Another Visit By the Danish Gymnasts

Recently a large group of gymnasts from Denmark visited Burnsville. They hosted some fun workshops at East Yancey, Cane River, Mountain Heritage and Arthur Morgan School. Seventeen families from Burnsville and Celo hosted these young performers in their homes. On Friday evening the Danish Gymnasts performed for everyone at Mountain Heritage. International visits like this are becoming a long standing tradition for Burnsville.

Game DayJump for GymnasticsThis tradition started with the founder of Arthur Morgan School, Elizabeth Morgan, who started AMS with the support from her husband Ernest Morgan. The educators who influenced her in her philosophy were her father-in-law, Arthur Morgan, president of Antioch College, Pestalozzi, a Swiss educator, Maria Montessori from Italy, Grundtvig from Denmark and Gandhi. These educators emphasized the development of the whole person through a combination of study, work and social interaction. Elizabeth added her own Quaker values of living simply, equality including consensus decision making and non-violent conflict resolution. They believed that teachers and students should live together, learn together, work together and play together.

Schools like this had been popular in Denmark for over 100 years when Arthur Morgan School opened in 1962. In Denmark, Grundtvig started folk high schools for adults to learn how to participate in a democracy. In 1852 Christian Kold started schools in the winter for farm boys, later girls attended. These schools are now call Efterskoles, meaning After School. These boarding schools are for the 9th grade, after 8th grade and before high school (or gymnasium). These schools are very similar to Arthur Morgan School. Denmark is ⅓ the size of North Carolina and there are about 250 Efterskoles in Denmark. Some specialize in sports, music, art or have a general program.

Similar to Efterskoles in Denmark, Arthur Morgan School gives equal emphasis to an academic program, hiking/outdoor program, work program that includes community service. The students do about 20 hours of work projects a week. Every student has a chore after lunch and dinner, in the kitchen or cleaning classrooms. They also work in the garden, split wood (every building is heated with wood), maintain gravel road, building construction, cook meals (all food is made from scratch and much of it comes from the garden).

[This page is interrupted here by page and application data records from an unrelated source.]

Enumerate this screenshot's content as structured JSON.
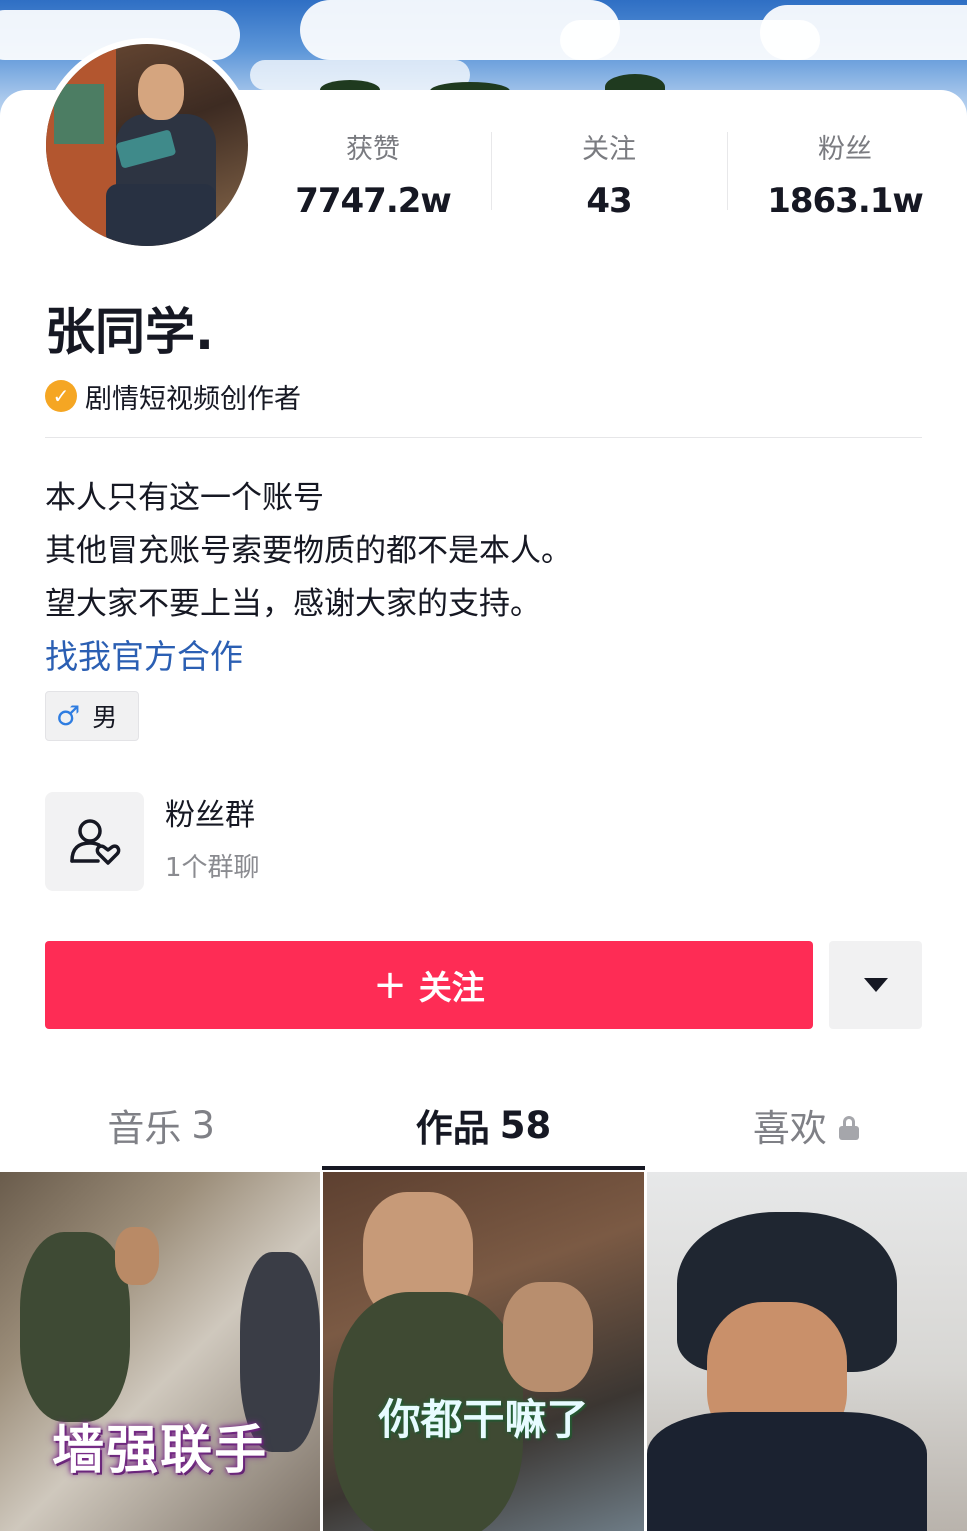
{
  "profile": {
    "name": "张同学.",
    "verification": "剧情短视频创作者",
    "gender": "男"
  },
  "stats": [
    {
      "label": "获赞",
      "value": "7747.2w"
    },
    {
      "label": "关注",
      "value": "43"
    },
    {
      "label": "粉丝",
      "value": "1863.1w"
    }
  ],
  "bio": {
    "lines": [
      "本人只有这一个账号",
      "其他冒充账号索要物质的都不是本人。",
      "望大家不要上当，感谢大家的支持。"
    ],
    "link": "找我官方合作"
  },
  "fan_group": {
    "title": "粉丝群",
    "subtitle": "1个群聊"
  },
  "actions": {
    "follow_plus": "+",
    "follow_label": "关注"
  },
  "tabs": [
    {
      "label": "音乐",
      "count": "3",
      "active": false
    },
    {
      "label": "作品",
      "count": "58",
      "active": true
    },
    {
      "label": "喜欢",
      "count": "",
      "active": false,
      "locked": true
    }
  ],
  "videos": [
    {
      "caption": "墙强联手"
    },
    {
      "caption": "你都干嘛了"
    },
    {
      "caption": ""
    }
  ],
  "colors": {
    "accent": "#fe2c55",
    "link": "#2b5fb3",
    "verify_badge": "#f5a623",
    "gender_icon": "#2f7de1"
  },
  "icons": {
    "verify": "check-badge-icon",
    "gender": "male-icon",
    "fan_group": "group-heart-icon",
    "more": "caret-down-icon",
    "lock": "lock-icon"
  }
}
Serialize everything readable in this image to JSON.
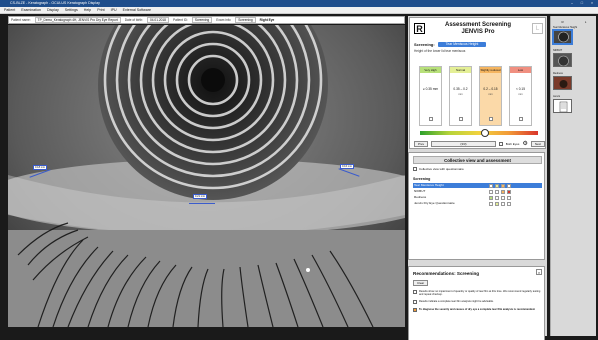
{
  "window": {
    "title": "CS-BLZE - Keratograph - OCULUS Keratograph Display"
  },
  "menu": [
    "Patient",
    "Examination",
    "Display",
    "Settings",
    "Help",
    "Print",
    "IPU",
    "External Software"
  ],
  "infobar": {
    "patient_label": "Patient name:",
    "patient_value": "TP_Demo_Keratograph 4H, JENVIS Pro Dry Eye Report",
    "dob_label": "Date of birth:",
    "dob_value": "04.01.2018",
    "patient_id_label": "Patient ID:",
    "patient_id_value": "Screening",
    "exam_label": "Exam info:",
    "exam_value": "Screening",
    "eye": "Right Eye"
  },
  "measurements": [
    {
      "label": "0.18 mm"
    },
    {
      "label": "0.21 mm"
    },
    {
      "label": "0.16 mm"
    }
  ],
  "assessment": {
    "r_label": "R",
    "l_label": "L",
    "title": "Assessment Screening",
    "subtitle": "JENVIS Pro",
    "screening_label": "Screening:",
    "screening_value": "Tear Meniscus Height",
    "description": "Height of the lower lid tear meniscus",
    "grades": [
      {
        "head": "Very High",
        "value": "≥ 0.35 mm",
        "unit": "",
        "color": "#b7e07a"
      },
      {
        "head": "Normal",
        "value": "0.35 – 0.2",
        "unit": "mm",
        "color": "#e4ef96"
      },
      {
        "head": "Slightly reduced",
        "value": "0.2 – 0.15",
        "unit": "mm",
        "color": "#f5b560"
      },
      {
        "head": "Low",
        "value": "< 0.15",
        "unit": "mm",
        "color": "#f08f80"
      }
    ],
    "gradient_level": 0.55,
    "nav": {
      "prev": "Prev",
      "count": "(3/3)",
      "both_eyes": "Both Eyes",
      "next": "Next"
    }
  },
  "collective": {
    "title": "Collective view and assessment",
    "checkbox_label": "Collective view with questionnaire",
    "section": "Screening",
    "rows": [
      {
        "label": "Tear Meniscus Height",
        "selected": true
      },
      {
        "label": "NIKBUT",
        "selected": false
      },
      {
        "label": "Redness",
        "selected": false
      },
      {
        "label": "Jenvis Dry Eye Questionnaire",
        "selected": false
      }
    ]
  },
  "recommendations": {
    "title": "Recommendations: Screening",
    "close": "×",
    "clear": "Clear",
    "items": [
      "Results show no impairment of quantity or quality of tear film at this time. We recommend regularly testing and repeat checkup.",
      "Results indicate a complete tear film analysis might be advisable.",
      "To diagnose the severity and causes of dry eye a complete tear film analysis is recommended."
    ]
  },
  "thumbnails": {
    "header_r": "R",
    "header_l": "L",
    "items": [
      {
        "label": "Tear Meniscus Height",
        "selected": true
      },
      {
        "label": "NIKBUT",
        "selected": false
      },
      {
        "label": "Redness",
        "selected": false
      },
      {
        "label": "Jenvis",
        "selected": false
      }
    ]
  }
}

Danish/American Exchange began in 1976. John Ramsay lived in Celo Community and then became the director of John C. Campbell Folk School in Brasstown, N.C. He started the exhange with Denmark and brought groups to Brasstown, Berea College (where his brother taught), and Arthur Morgan School. The first group was a folk dance group. Other groups included Leaders’ Tours, gymnastics Teams, and teaching interns. Since 1976 there have been 24 visits to AMS. Every time the groups or individuals come to Arthur Morgan School, AMS has arranged for them to participate in the local schools. AMS has had four Danish interns who spent a year at the school. In 1980/81 Mary Dart went to Denmark for a year and taught music at four folk high schools. Three Leaders Tours have gone from here to Denmark. In 1996 Joyce Johnson spent three months at the Nornesalen Research Center in Ollerup, doing research and visiting efterskoles. Berea College has had a teacher from Denmark, teaching at the college and Folk Education Center for many years. In 1991 Kim Hahn and his family spent a year at Berea. When he returned to Denmark, he became the International Coordinator for the Danish/American Exchange. Kim has brought 11 groups to Yancey and Mitchell counties. In 2002 he invited five from Yancey County and three from Berea to go to Denmark for a Leaders Tour. They   were there for two weeks and visited folk high schools, technical schools, sports centers, efterskoles and public schools. They stayed with host families. This group included Christine Fletcher from AMS, Nancy Hynes who has hosted the Danes at least ten times, Tony Miller from East Yancey Middle School, and Joyce and Gil Johnson. Eleven gymnastics groups have come since 1980 and they have done workshops in the schools, public performances and stayed with host families.